** Data shown follows **

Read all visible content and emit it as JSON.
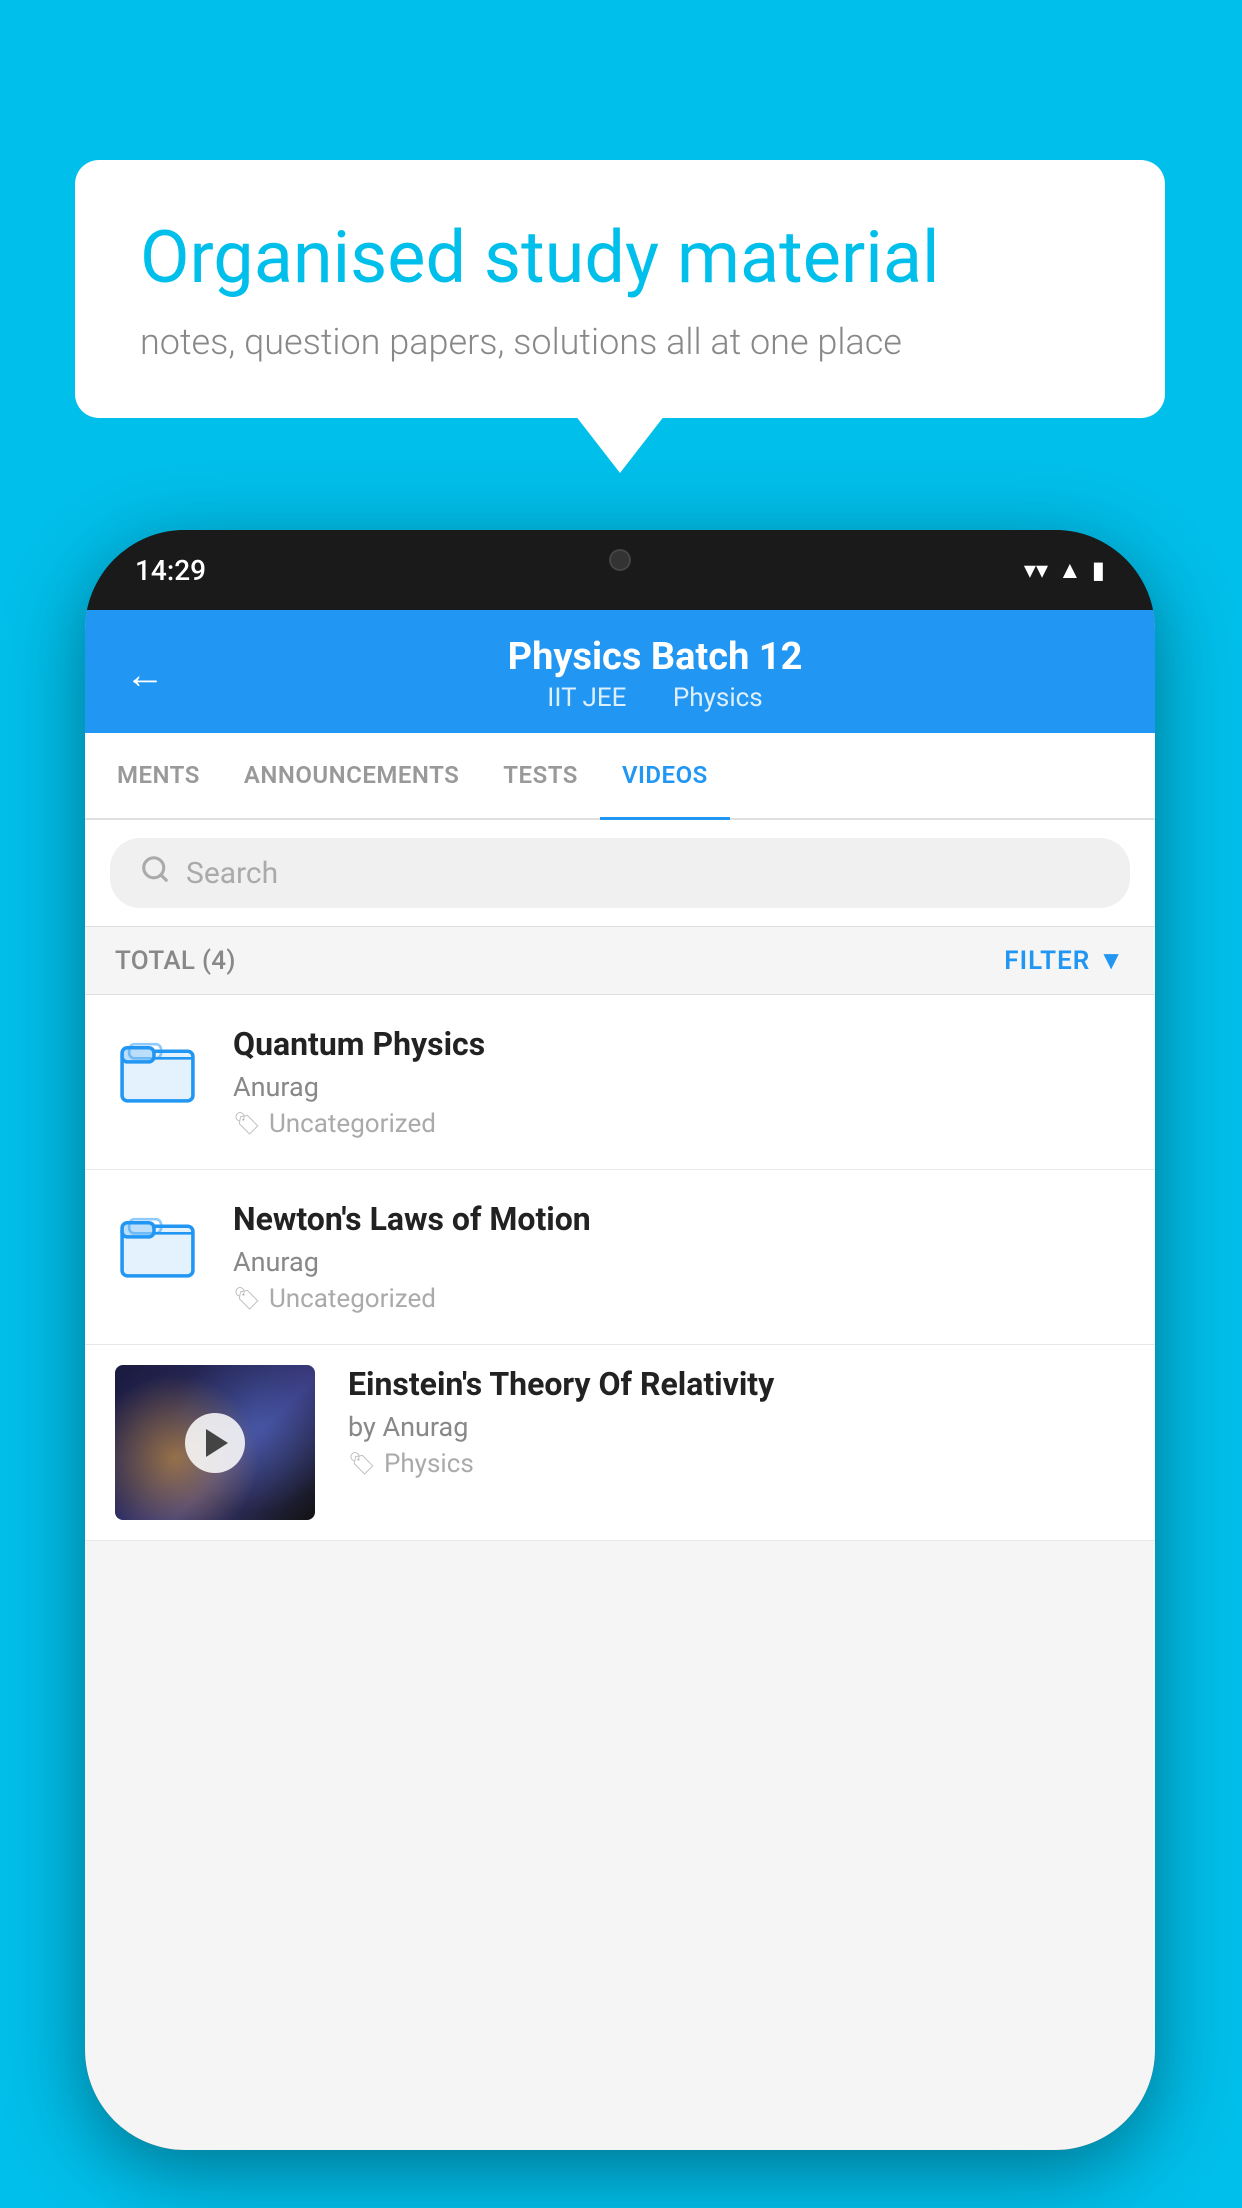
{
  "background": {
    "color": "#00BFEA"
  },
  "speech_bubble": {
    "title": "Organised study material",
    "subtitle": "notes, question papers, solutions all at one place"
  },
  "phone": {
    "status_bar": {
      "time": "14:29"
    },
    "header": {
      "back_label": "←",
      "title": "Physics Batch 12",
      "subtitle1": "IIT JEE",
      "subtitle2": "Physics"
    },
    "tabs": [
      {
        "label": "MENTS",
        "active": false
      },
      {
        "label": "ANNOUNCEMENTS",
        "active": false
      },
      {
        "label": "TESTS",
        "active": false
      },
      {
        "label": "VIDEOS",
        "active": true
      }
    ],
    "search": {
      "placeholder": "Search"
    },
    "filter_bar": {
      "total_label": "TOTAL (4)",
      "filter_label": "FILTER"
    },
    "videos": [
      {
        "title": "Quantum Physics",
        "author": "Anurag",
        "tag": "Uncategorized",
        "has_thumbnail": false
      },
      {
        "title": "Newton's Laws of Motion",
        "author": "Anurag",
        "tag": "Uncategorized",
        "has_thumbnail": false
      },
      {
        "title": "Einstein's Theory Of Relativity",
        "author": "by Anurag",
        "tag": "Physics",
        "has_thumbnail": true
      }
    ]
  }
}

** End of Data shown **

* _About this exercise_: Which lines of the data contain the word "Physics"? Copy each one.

* _Answer to this task_:
      "title": "Physics Batch 12",
      "subtitle2": "Physics"
        "title": "Quantum Physics",
        "tag": "Physics",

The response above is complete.